### DIRECTIONS FOR THIS TASK
Write the entries below out again without a single difference.

+++

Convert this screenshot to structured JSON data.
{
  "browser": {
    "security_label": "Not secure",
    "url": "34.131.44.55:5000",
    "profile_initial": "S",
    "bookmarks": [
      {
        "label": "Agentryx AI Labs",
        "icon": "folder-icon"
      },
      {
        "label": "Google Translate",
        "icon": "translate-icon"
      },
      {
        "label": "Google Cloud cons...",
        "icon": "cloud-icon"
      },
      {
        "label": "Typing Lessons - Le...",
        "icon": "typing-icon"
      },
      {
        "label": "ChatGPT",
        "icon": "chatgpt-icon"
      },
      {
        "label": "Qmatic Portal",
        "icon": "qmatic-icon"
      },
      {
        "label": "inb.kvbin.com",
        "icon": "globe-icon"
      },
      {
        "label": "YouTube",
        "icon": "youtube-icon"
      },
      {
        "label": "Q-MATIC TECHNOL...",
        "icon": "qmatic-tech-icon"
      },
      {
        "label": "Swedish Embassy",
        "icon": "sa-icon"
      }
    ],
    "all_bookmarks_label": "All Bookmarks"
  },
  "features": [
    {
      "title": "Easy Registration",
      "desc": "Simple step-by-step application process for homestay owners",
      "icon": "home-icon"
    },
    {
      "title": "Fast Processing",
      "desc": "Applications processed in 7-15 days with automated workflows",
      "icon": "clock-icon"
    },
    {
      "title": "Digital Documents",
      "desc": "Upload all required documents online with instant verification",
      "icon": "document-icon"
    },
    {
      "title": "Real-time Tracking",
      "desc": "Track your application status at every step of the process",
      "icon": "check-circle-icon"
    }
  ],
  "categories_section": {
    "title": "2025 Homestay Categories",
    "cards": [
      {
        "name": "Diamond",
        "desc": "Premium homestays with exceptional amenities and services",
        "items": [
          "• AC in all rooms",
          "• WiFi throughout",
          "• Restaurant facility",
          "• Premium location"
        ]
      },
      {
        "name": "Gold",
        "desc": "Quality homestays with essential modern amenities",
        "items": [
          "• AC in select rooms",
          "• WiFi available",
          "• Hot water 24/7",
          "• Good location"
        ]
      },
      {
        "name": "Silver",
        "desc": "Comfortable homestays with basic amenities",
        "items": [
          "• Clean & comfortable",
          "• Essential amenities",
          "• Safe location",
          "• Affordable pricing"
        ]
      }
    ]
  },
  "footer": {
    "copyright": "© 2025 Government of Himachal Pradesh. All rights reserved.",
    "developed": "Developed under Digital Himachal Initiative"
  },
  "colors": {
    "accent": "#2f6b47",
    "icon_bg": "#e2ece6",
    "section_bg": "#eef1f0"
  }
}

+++

### RESULT BELOW
Convert this screenshot to structured JSON data.
{
  "browser": {
    "security_label": "Not secure",
    "url": "34.131.44.55:5000",
    "profile_initial": "S",
    "bookmarks": [
      {
        "label": "Agentryx AI Labs",
        "icon": "folder-icon"
      },
      {
        "label": "Google Translate",
        "icon": "translate-icon"
      },
      {
        "label": "Google Cloud cons...",
        "icon": "cloud-icon"
      },
      {
        "label": "Typing Lessons - Le...",
        "icon": "typing-icon"
      },
      {
        "label": "ChatGPT",
        "icon": "chatgpt-icon"
      },
      {
        "label": "Qmatic Portal",
        "icon": "qmatic-icon"
      },
      {
        "label": "inb.kvbin.com",
        "icon": "globe-icon"
      },
      {
        "label": "YouTube",
        "icon": "youtube-icon"
      },
      {
        "label": "Q-MATIC TECHNOL...",
        "icon": "qmatic-tech-icon"
      },
      {
        "label": "Swedish Embassy",
        "icon": "sa-icon"
      }
    ],
    "all_bookmarks_label": "All Bookmarks"
  },
  "features": [
    {
      "title": "Easy Registration",
      "desc": "Simple step-by-step application process for homestay owners",
      "icon": "home-icon"
    },
    {
      "title": "Fast Processing",
      "desc": "Applications processed in 7-15 days with automated workflows",
      "icon": "clock-icon"
    },
    {
      "title": "Digital Documents",
      "desc": "Upload all required documents online with instant verification",
      "icon": "document-icon"
    },
    {
      "title": "Real-time Tracking",
      "desc": "Track your application status at every step of the process",
      "icon": "check-circle-icon"
    }
  ],
  "categories_section": {
    "title": "2025 Homestay Categories",
    "cards": [
      {
        "name": "Diamond",
        "desc": "Premium homestays with exceptional amenities and services",
        "items": [
          "• AC in all rooms",
          "• WiFi throughout",
          "• Restaurant facility",
          "• Premium location"
        ]
      },
      {
        "name": "Gold",
        "desc": "Quality homestays with essential modern amenities",
        "items": [
          "• AC in select rooms",
          "• WiFi available",
          "• Hot water 24/7",
          "• Good location"
        ]
      },
      {
        "name": "Silver",
        "desc": "Comfortable homestays with basic amenities",
        "items": [
          "• Clean & comfortable",
          "• Essential amenities",
          "• Safe location",
          "• Affordable pricing"
        ]
      }
    ]
  },
  "footer": {
    "copyright": "© 2025 Government of Himachal Pradesh. All rights reserved.",
    "developed": "Developed under Digital Himachal Initiative"
  },
  "colors": {
    "accent": "#2f6b47",
    "icon_bg": "#e2ece6",
    "section_bg": "#eef1f0"
  }
}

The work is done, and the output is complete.